Hematological conditions and their treatments have an increased risk of cardiovascular events, and invasive interventions have a higher risk of periprocedural complications in this group of patients. The aim of this review was to evaluate the risk of invasive interventions in patients with hematologic disorders and to underline the role of noninvasive cardiovascular screening in patients with hematological disorders such as Hodgkin and non-Hodgkin lymphoma, anemia, hemophilia, thrombocythemia, polycythemia vera, and leukemia. Based on present knowledge in the field, our opinion is that the screening of patients with hematological diseases is very important to reduce the morbidity and mortality due to cardiovascular events. Noninvasive assessments are suitable for this purpose with a significantly lower risk compared to invasive interventions.
Background: Epicardial adipose tissue (EAT) has been recently identified as a major player in the development of the atherosclerotic process.
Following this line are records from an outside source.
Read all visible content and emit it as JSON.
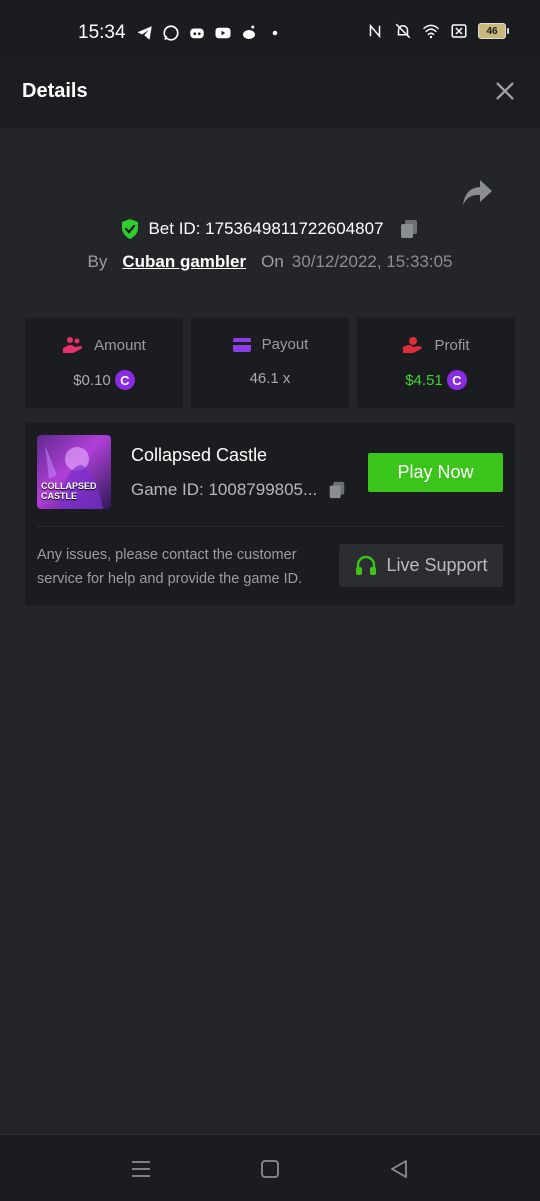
{
  "status_bar": {
    "time": "15:34",
    "battery": "46",
    "left_icons": [
      "telegram-icon",
      "whatsapp-icon",
      "discord-icon",
      "youtube-icon",
      "reddit-icon",
      "dot-icon"
    ],
    "right_icons": [
      "nfc-icon",
      "bell-off-icon",
      "wifi-icon",
      "close-box-icon",
      "battery-icon"
    ]
  },
  "header": {
    "title": "Details",
    "close_icon": "close-icon"
  },
  "bet": {
    "id_label": "Bet ID: 1753649811722604807",
    "by_label": "By",
    "username": "Cuban gambler",
    "on_label": "On",
    "datetime": "30/12/2022, 15:33:05"
  },
  "stats": {
    "amount": {
      "label": "Amount",
      "value": "$0.10",
      "icon": "hand-coins-icon"
    },
    "payout": {
      "label": "Payout",
      "value": "46.1 x",
      "icon": "card-icon"
    },
    "profit": {
      "label": "Profit",
      "value": "$4.51",
      "icon": "hand-profit-icon"
    },
    "coin_glyph": "C"
  },
  "game": {
    "thumb_text_line1": "COLLAPSED",
    "thumb_text_line2": "CASTLE",
    "name": "Collapsed Castle",
    "id": "Game ID: 1008799805...",
    "play_label": "Play Now",
    "support_text": "Any issues, please contact the customer service for help and provide the game ID.",
    "support_label": "Live Support"
  },
  "colors": {
    "background": "#232528",
    "panel": "#1b1c1f",
    "accent_green": "#3bc51b",
    "profit_green": "#3fd62e",
    "coin_purple": "#8a2be2"
  }
}
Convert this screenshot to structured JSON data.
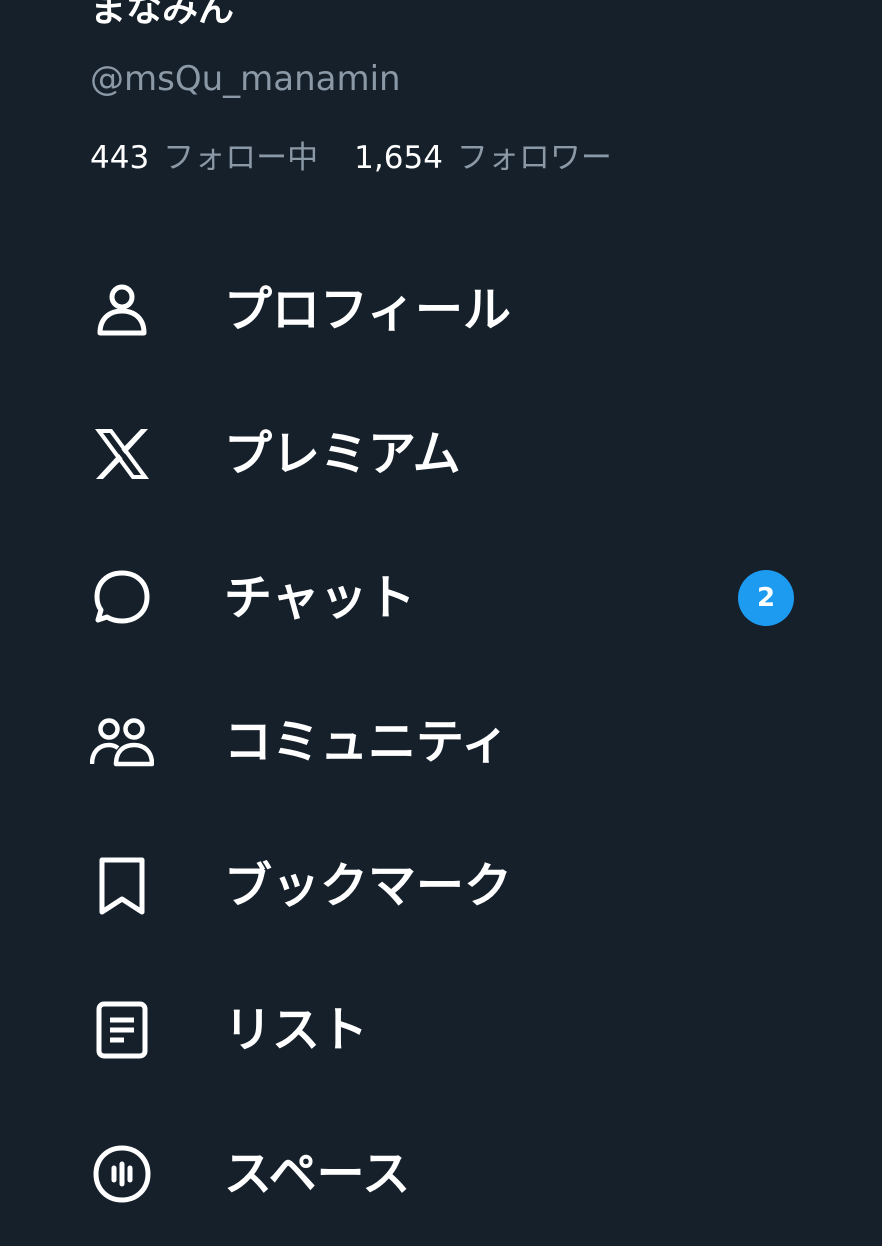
{
  "profile": {
    "display_name": "まなみん",
    "handle": "@msQu_manamin",
    "following_count": "443",
    "following_label": "フォロー中",
    "followers_count": "1,654",
    "followers_label": "フォロワー"
  },
  "menu": {
    "items": [
      {
        "label": "プロフィール",
        "icon": "person-icon"
      },
      {
        "label": "プレミアム",
        "icon": "x-logo-icon"
      },
      {
        "label": "チャット",
        "icon": "chat-bubble-icon",
        "badge": "2"
      },
      {
        "label": "コミュニティ",
        "icon": "communities-icon"
      },
      {
        "label": "ブックマーク",
        "icon": "bookmark-icon"
      },
      {
        "label": "リスト",
        "icon": "list-icon"
      },
      {
        "label": "スペース",
        "icon": "spaces-icon"
      }
    ]
  },
  "colors": {
    "background": "#15202b",
    "text_primary": "#ffffff",
    "text_secondary": "#8b98a5",
    "badge": "#1d9bf0"
  }
}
This study aimed to investigate the role of EAT as a marker associated with a higher vulnerability of atheromatous coronary plaques in patients with acute myocardial infarction (AMI) as compared to patients with stable angina.
Material and methods: This analysis enrolled a total of 89 patients, 47 with stable angina (SA) and 42 with AMI, who underwent echocardiographic investigations and epicardial fat measurement in 2D-parasternal long axis view. The study lot was divided as follows: Group 1 included patients with prior AMI, and Group 2 included patients with SA.
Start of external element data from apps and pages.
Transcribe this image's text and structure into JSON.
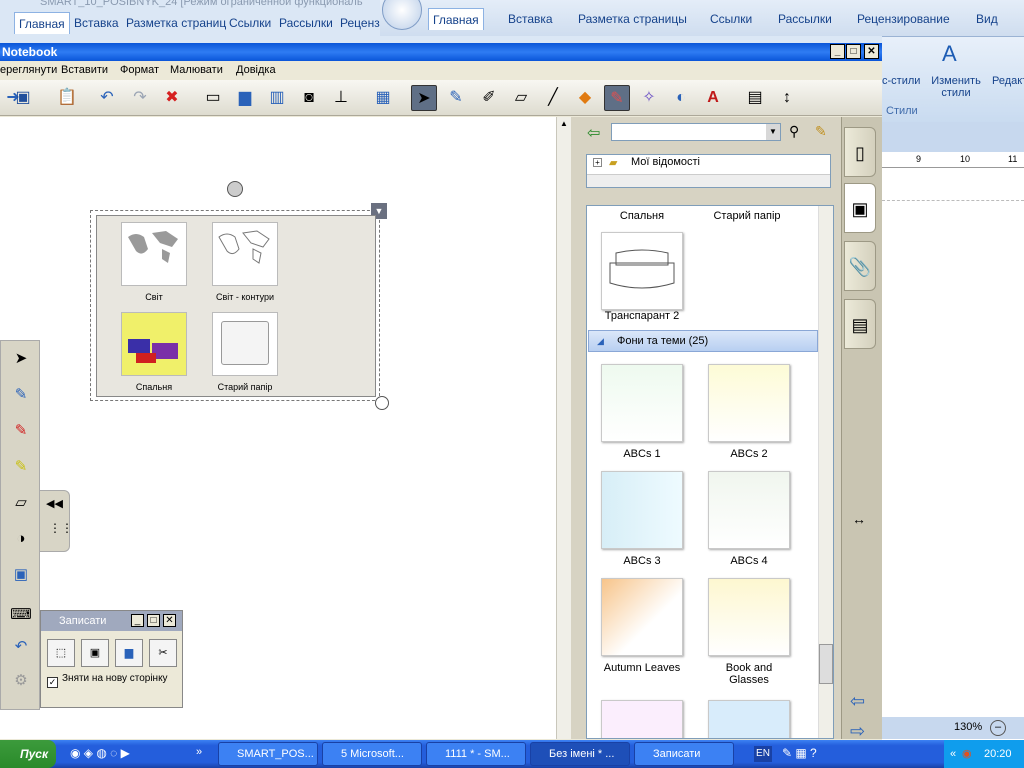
{
  "word_left": {
    "doc_title": "SMART_10_POSIBNYK_24 [Режим ограниченной функциональ",
    "tabs": [
      "Главная",
      "Вставка",
      "Разметка страниц",
      "Ссылки",
      "Рассылки",
      "Рецензи"
    ]
  },
  "word_right": {
    "tabs": [
      "Главная",
      "Вставка",
      "Разметка страницы",
      "Ссылки",
      "Рассылки",
      "Рецензирование",
      "Вид"
    ],
    "styles_label": "с-стили",
    "change_styles": "Изменить стили",
    "edit_label": "Редакт",
    "styles_group": "Стили",
    "ruler": [
      "9",
      "10",
      "11"
    ],
    "zoom": "130%"
  },
  "notebook": {
    "title": "Notebook",
    "menu": [
      "ереглянути",
      "Вставити",
      "Формат",
      "Малювати",
      "Довідка"
    ]
  },
  "selected_object": {
    "items": [
      "Світ",
      "Світ - контури",
      "Спальня",
      "Старий папір"
    ]
  },
  "gallery": {
    "tree_root": "Мої відомості",
    "top_labels": [
      "Спальня",
      "Старий папір"
    ],
    "banner_item": "Транспарант 2",
    "category": "Фони та теми (25)",
    "items": [
      "ABCs 1",
      "ABCs 2",
      "ABCs 3",
      "ABCs 4",
      "Autumn Leaves",
      "Book and Glasses"
    ]
  },
  "recorder": {
    "title": "Записати",
    "checkbox_label": "Зняти на нову сторінку"
  },
  "taskbar": {
    "start": "Пуск",
    "tasks": [
      "SMART_POS...",
      "5 Microsoft...",
      "1111 * - SM...",
      "Без імені * ...",
      "Записати"
    ],
    "lang": "EN",
    "time": "20:20"
  }
}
Results: There were no significant differences between the two groups regarding cardiovascular risk factors, excepting smoking status, which was recorded more frequently in Group 1 as compared to Group 2 (36.17% vs. 11.63%, p = 0.02). The mean epicardial fat diameter was 9.12 ± 2.28 mm (95% CI: 8.45–9.79 mm) in Group 1 and 6.30 ± 2.03 mm (95% CI: 5.675–6.93 mm) in Group 2, the difference being highly significant statistically (p <0.0001). The mean value of left ventricular ejection fraction was significantly lower in patients with AMI (Group 1 – 47.60% ± 7.96 vs. Group 2 – 51.23% ± 9.05, p = 0.04). EAT thickness values showed a weak but significant positive correlation with the level of total cholesterol (r = −0.22, p = 0.03) and with the value of end-systolic left ventricle diameter (r = 0.33, = 0.001).
Conclusions: The increased thickness of EAT was associated with other serum- or image-based biomarkers of disease severity, such as the left ventricular ejection fraction, end-systolic diameter of the left ventricle, and total cholesterol. Our results indicate that EAT is significantly higher in patients with acute coronary syndrome, proving that EAT could serve as a marker of vulnerability in cardiovascular diseases.
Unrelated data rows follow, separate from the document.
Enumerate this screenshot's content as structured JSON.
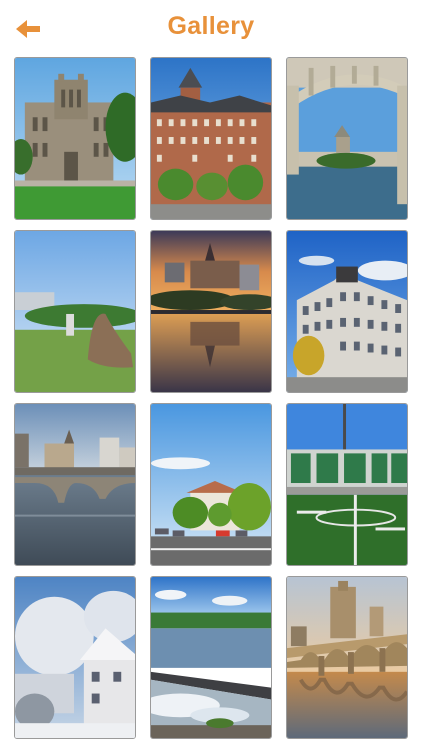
{
  "header": {
    "title": "Gallery",
    "back_icon": "arrow-left-icon",
    "accent_color": "#e8913a"
  },
  "gallery": {
    "photos": [
      {
        "name": "photo-university-building"
      },
      {
        "name": "photo-chateau-hotel"
      },
      {
        "name": "photo-bridge-arch"
      },
      {
        "name": "photo-sculpture-park"
      },
      {
        "name": "photo-sunset-reflection"
      },
      {
        "name": "photo-glass-building"
      },
      {
        "name": "photo-river-bridge"
      },
      {
        "name": "photo-street-trees"
      },
      {
        "name": "photo-stadium-field"
      },
      {
        "name": "photo-winter-houses"
      },
      {
        "name": "photo-river-weir"
      },
      {
        "name": "photo-bridge-sunset"
      }
    ]
  }
}
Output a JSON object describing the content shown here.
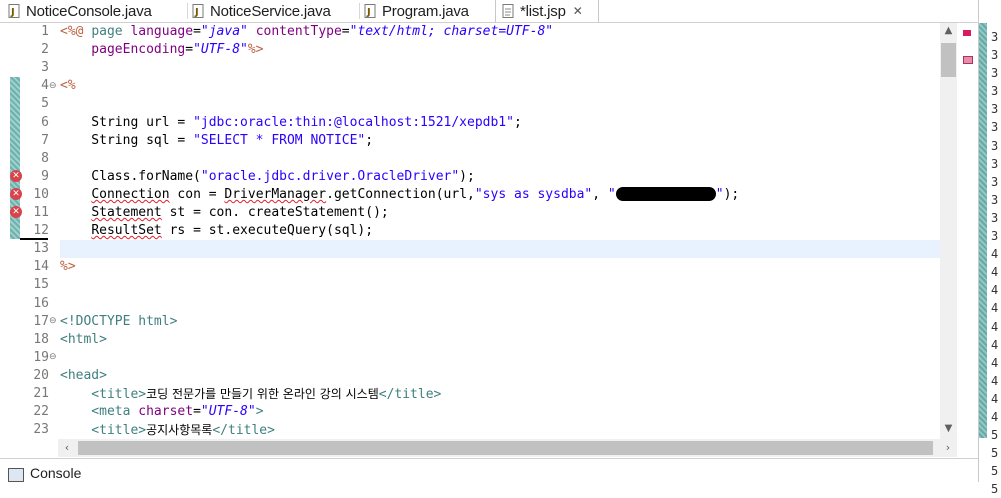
{
  "tabs": [
    {
      "label": "NoticeConsole.java",
      "active": false,
      "icon": "java-file-icon"
    },
    {
      "label": "NoticeService.java",
      "active": false,
      "icon": "java-file-icon"
    },
    {
      "label": "Program.java",
      "active": false,
      "icon": "java-file-icon"
    },
    {
      "label": "*list.jsp",
      "active": true,
      "icon": "jsp-file-icon",
      "close": "✕"
    }
  ],
  "editor": {
    "line_numbers": [
      "1",
      "2",
      "3",
      "4",
      "5",
      "6",
      "7",
      "8",
      "9",
      "10",
      "11",
      "12",
      "13",
      "14",
      "15",
      "16",
      "17",
      "18",
      "19",
      "20",
      "21",
      "22",
      "23"
    ],
    "lines": {
      "l1_a": "<%@ ",
      "l1_b": "page ",
      "l1_c": "language",
      "l1_d": "=",
      "l1_e": "\"java\"",
      "l1_f": " contentType",
      "l1_g": "=",
      "l1_h": "\"text/html; charset=UTF-8\"",
      "l2_a": "    pageEncoding",
      "l2_b": "=",
      "l2_c": "\"UTF-8\"",
      "l2_d": "%>",
      "l4": "<%",
      "l5_a": "    String url = ",
      "l5_b": "\"jdbc:oracle:thin:@localhost:1521/xepdb1\"",
      "l5_c": ";",
      "l6_a": "    String sql = ",
      "l6_b": "\"SELECT * FROM NOTICE\"",
      "l6_c": ";",
      "l8_a": "    Class.forName(",
      "l8_b": "\"oracle.jdbc.driver.OracleDriver\"",
      "l8_c": ");",
      "l9_a": "Connection",
      "l9_b": " con = ",
      "l9_c": "DriverManager",
      "l9_d": ".getConnection(url,",
      "l9_e": "\"sys as sysdba\"",
      "l9_f": ", ",
      "l9_g": "\"",
      "l9_h": "\"",
      "l9_i": ");",
      "l10_a": "Statement",
      "l10_b": " st = con. createStatement();",
      "l11_a": "ResultSet",
      "l11_b": " rs = st.executeQuery(sql);",
      "l13": "%>",
      "l16": "<!DOCTYPE html>",
      "l17": "<html>",
      "l19": "<head>",
      "l20_a": "    <title>",
      "l20_b": "코딩 전문가를 만들기 위한 온라인 강의 시스템",
      "l20_c": "</title>",
      "l21_a": "    <meta ",
      "l21_b": "charset",
      "l21_c": "=",
      "l21_d": "\"UTF-8\"",
      "l21_e": ">",
      "l22_a": "    <title>",
      "l22_b": "공지사항목록",
      "l22_c": "</title>"
    },
    "error_lines": [
      "9",
      "10",
      "11"
    ],
    "current_line": "12"
  },
  "right_strip": {
    "digits": [
      "3",
      "3",
      "3",
      "3",
      "3",
      "3",
      "3",
      "3",
      "3",
      "3",
      "3",
      "3",
      "4",
      "4",
      "4",
      "4",
      "4",
      "4",
      "4",
      "4",
      "4",
      "4",
      "5",
      "5",
      "5",
      "5"
    ]
  },
  "bottom": {
    "console_label": "Console"
  },
  "colors": {
    "error": "#d9434b",
    "current_line": "#e8f2fe",
    "string": "#2a00ff",
    "tag": "#3f7f7f",
    "attribute": "#7f007f"
  }
}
Despite of numerous treatment strategies developed in the last years, ischemic heart disease remains the leading cause of death around the world. Acute myocardial infarction (MI) causes irreversible destruction to the myocardial tissue, which is replaced by fibroblast cells, leading to the formation of a dense, collagenous scar, a non-contractile tissue, and often to heart failure. Stem cell therapy seems to represent the next therapeutic method for the treatment of heart failure caused by myocardial infarction. Several international trials proved the beneficial outcome of the intracoronary infusion of bone marrow-derived stem cells, improving left ventricular systolic function and clinical symptomatology. Many noninvasive imaging procedures are available to evaluate the beneficial properties of stem cell therapy. Most studies have demonstrated the role of multislice computed tomography (MSCT) in evaluating left ventricular parameters such as end-diastolic and end-systolic volumes and ejection fraction, or to quantify myocardial scar tissue. In this review we will discuss the usefulness of MSCT for the assessment of coronary arteries, new tissue regeneration, and evaluation of tissue changes and their functional consequences in subjects undergoing stem cell treatment following MI.